What If the Collector Does Not Respond to a Validation Request

if the collector does not respond to your validation request within 30 days he loses the right to collect the debt from you. The Fair Debt Collection Practices Act (FDCPA) prohibits a collection agency to make any effort to collect a debt from the consumer once it has failed to respond to a validation request within 30 days.

Can you dispute the debt after the validation period Is over?

You can always ask the debt collection agency to validate a debt that it is seeking to collect from you. However the debt collection agency is under no legal obligation to honour your request or respond to it in any manner. It is not compelled by the law to stop making collection efforts if your request for debt validation is sent after the period of 30 days after the initial communication is over.

A disputed debt Still Appears on the Credit Report

if your debt still appears on your credit report even though you have sent a debt validation request to the collection agency you can check whether the debt collection agency did receive your dispute at all. You should always send your requests through the United States Postal Service certified mail where you can use their website to confirm when the letter was received by the debt collection agency.

You should also make sure that you sent the dispute within a 30 day window from the time that the debt collection agency made its very first initial communication with you. Sending a debt validation request up to 30 days means that the debt collector is not legally bound to stop collection effort or to stop reporting it to the credit bureau.

If in spite of having received your debt validation request in time the collection agency continues to report your debt to the credit bureau than you can file a dispute with the credit bureau by either sending in your dispute through mail or filing it online. Having proof of the delivery of the validation request through certified mail will help you provide concrete evidence of the violation of your right by the debt collection agency.

How do you report a debt collection agency for violating your rights?

If you have sufficient proof that a debt collection agency has violated your rights under the FDCPA you can sue it in a federal court of law or a state court for up to $1000 including damages. You should report the violation of rights to the federal Trade Commission, to the state attorney general’s office and the better business bureau.

Disputing a Collection Debt By Asking for Debt Validation
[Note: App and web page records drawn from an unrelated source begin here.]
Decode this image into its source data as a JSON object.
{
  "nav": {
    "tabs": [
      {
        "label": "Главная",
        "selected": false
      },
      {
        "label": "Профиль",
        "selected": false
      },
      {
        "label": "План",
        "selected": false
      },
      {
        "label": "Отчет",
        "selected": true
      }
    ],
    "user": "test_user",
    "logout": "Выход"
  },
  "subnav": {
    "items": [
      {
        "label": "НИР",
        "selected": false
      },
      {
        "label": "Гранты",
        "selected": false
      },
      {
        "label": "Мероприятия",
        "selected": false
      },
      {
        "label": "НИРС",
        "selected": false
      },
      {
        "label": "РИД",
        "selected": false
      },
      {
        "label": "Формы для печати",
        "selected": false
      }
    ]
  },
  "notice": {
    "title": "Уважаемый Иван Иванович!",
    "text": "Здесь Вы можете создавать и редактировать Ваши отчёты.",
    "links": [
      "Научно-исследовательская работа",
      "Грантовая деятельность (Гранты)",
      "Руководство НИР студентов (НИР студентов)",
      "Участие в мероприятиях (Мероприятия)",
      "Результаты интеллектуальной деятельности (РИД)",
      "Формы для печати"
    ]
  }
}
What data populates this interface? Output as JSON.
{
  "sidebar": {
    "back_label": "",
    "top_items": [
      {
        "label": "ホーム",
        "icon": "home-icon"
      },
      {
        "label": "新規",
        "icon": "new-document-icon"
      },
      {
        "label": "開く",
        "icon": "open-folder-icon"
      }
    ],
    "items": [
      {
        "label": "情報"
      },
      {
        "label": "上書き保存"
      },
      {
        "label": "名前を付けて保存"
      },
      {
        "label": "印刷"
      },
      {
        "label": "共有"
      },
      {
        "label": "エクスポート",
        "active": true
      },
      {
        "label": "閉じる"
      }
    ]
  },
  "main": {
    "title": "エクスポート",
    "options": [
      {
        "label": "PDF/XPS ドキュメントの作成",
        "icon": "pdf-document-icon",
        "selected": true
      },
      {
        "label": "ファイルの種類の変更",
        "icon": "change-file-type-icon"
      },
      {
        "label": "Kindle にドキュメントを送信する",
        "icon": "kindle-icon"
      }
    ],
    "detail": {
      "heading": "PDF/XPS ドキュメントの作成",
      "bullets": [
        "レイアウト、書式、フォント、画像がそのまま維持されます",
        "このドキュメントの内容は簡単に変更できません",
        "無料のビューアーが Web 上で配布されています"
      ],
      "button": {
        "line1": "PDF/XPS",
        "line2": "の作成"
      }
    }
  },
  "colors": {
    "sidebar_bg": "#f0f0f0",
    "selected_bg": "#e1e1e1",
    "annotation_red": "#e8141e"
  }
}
Your letter asking for the verification of the debt needs to be sent in writing to the creditor. You can dispute a part or the entire debt. You should always send your letter to the creditors and the debt collection agencies through certified mail so that you have hard evidence of the delivery of your letters. Request a return receipt.

The Collection Agency’s Response

After you have sent your request for verifying the debt to the debt collection agency they are supposed to respond to you within 30 days with adequate proof that the debt belongs to you and they have the authority to collect on it.

Just as importantly, once a collection agency has received your letter for debt validation they are supposed to cease all efforts to collect the debt from you tell the time that they have provided you with the necessary documentation for debt validation.

In order to prove that you are responsible for paying the debt collection agency will probably need to include some paperwork from the original creditor. Just sending your statement of the amount will not suffice. If the collection agency cannot respond within 30 days with adequate proof to verify the debt then they lose the right to collect the debt from you any more. The federal law prohibits any other communication all collection efforts on the part of the collection agency. In case they violate this right you can sue them in a court of law. Having send your letters to the collection agency through certified mail with return receipt wristed will help you to provide hard evidence for your claim in the lawsuit.